It’s the Yellow-Throated Warbler’s time of the year around here.

This bird arrives from its wintering grounds in the central to southern United States very early for a warbler species in Kentucky.

In fact, you can start hearing their unique song in late March to early April.

This song is described as teeeew-teeew-teew-tew-tew-tew-twi as it runs down the scale and grows fainter and fainter, ending in an abrupt higher note.

But even if you hear this bird, don’t be surprised if you have trouble finding it in the branches.

Their song usually is sung from the top of a tree, so you better carry your binoculars with you if you want to view this beautiful little bird (only 5.5 inches long, with an 8-inch wingspan).

I see them in sycamore trees, in and around streams, and this bird is probably our second most common warbler, behind the Prairie Warbler.

Their nests may be from 10 feet to 120 feet above the ground, with an average of around 30 to 60 feet high. It is located far out from the trunk, in an open nest saddled to horizontal branch and usually in a sycamore.

The nest is made of bark strips, grasses, weed stems and plant down and lined with plant down and features.

Four eggs are laid, and sometimes even five, with incubation by the female for 12-13 days, and they may raise two broods.

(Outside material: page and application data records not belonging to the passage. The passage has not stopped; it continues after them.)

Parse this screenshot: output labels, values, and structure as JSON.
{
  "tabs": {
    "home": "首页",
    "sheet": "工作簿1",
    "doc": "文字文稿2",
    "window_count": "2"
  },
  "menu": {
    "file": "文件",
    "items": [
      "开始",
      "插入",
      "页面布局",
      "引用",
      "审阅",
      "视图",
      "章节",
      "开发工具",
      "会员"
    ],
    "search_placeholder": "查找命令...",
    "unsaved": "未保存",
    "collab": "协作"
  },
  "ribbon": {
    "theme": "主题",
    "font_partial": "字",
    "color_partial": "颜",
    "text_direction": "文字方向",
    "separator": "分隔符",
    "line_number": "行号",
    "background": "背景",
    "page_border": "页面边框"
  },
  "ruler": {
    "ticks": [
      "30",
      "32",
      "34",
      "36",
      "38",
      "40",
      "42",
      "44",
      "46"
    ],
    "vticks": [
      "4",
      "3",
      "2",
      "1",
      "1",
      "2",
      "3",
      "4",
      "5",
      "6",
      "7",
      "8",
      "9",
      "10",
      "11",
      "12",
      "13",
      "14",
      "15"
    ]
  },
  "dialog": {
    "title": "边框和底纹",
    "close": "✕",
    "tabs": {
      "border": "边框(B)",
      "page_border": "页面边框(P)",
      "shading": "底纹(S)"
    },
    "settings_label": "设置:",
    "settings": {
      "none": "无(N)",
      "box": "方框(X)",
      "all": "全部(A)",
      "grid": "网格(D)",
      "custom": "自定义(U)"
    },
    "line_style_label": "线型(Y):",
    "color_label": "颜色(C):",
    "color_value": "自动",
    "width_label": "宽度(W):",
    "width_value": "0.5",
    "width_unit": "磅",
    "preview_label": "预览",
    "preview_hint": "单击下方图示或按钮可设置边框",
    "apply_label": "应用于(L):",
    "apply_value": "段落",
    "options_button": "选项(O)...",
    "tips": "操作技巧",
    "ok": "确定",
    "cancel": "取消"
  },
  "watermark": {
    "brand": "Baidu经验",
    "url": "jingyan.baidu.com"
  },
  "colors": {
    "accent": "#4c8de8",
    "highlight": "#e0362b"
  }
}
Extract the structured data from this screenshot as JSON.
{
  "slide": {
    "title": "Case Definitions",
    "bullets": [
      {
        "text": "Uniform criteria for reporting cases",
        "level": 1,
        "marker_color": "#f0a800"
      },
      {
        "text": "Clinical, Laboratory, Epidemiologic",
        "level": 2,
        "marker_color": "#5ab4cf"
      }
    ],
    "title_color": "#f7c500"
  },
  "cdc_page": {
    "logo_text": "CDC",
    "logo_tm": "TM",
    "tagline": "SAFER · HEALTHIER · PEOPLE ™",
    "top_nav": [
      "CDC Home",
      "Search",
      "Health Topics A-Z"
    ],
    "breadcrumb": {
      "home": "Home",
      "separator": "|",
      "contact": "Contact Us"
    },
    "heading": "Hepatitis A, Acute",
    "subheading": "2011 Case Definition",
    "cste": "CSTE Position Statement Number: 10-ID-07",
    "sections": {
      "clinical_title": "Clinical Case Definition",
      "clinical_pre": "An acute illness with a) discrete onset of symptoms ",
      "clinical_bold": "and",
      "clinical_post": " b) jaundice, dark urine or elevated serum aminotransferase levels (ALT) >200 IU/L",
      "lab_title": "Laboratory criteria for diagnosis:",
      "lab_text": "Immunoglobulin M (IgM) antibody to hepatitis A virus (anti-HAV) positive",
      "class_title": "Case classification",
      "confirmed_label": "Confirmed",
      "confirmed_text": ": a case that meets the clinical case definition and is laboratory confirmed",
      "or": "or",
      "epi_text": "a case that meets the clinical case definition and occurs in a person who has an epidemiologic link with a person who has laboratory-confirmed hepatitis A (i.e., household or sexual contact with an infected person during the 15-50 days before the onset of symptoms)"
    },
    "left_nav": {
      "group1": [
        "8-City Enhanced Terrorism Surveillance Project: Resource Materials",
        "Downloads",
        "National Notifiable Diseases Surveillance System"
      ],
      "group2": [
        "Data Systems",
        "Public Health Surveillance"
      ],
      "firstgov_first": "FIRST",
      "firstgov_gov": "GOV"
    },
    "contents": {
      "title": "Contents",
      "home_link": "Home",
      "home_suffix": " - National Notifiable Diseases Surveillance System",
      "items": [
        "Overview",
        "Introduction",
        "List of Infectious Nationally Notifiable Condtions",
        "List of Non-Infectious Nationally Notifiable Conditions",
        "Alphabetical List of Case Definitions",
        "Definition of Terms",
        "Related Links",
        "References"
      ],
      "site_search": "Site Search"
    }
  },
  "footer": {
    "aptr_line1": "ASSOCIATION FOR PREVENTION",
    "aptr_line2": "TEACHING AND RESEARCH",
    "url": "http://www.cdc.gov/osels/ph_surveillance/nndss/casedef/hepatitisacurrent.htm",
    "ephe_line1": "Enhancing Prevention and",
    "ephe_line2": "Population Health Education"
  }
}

You can expect them to start heading south before early October.

So, when you start getting that joyful feeling that winter is coming to an end and glorious spring is arriving, grab your binoculars, rush out the door and see and feel how nature allows you to be at peace in the Great Outdoors.

 

To read more bird profiles from Horace Brown, go to www.SentinelNews.com/recreation.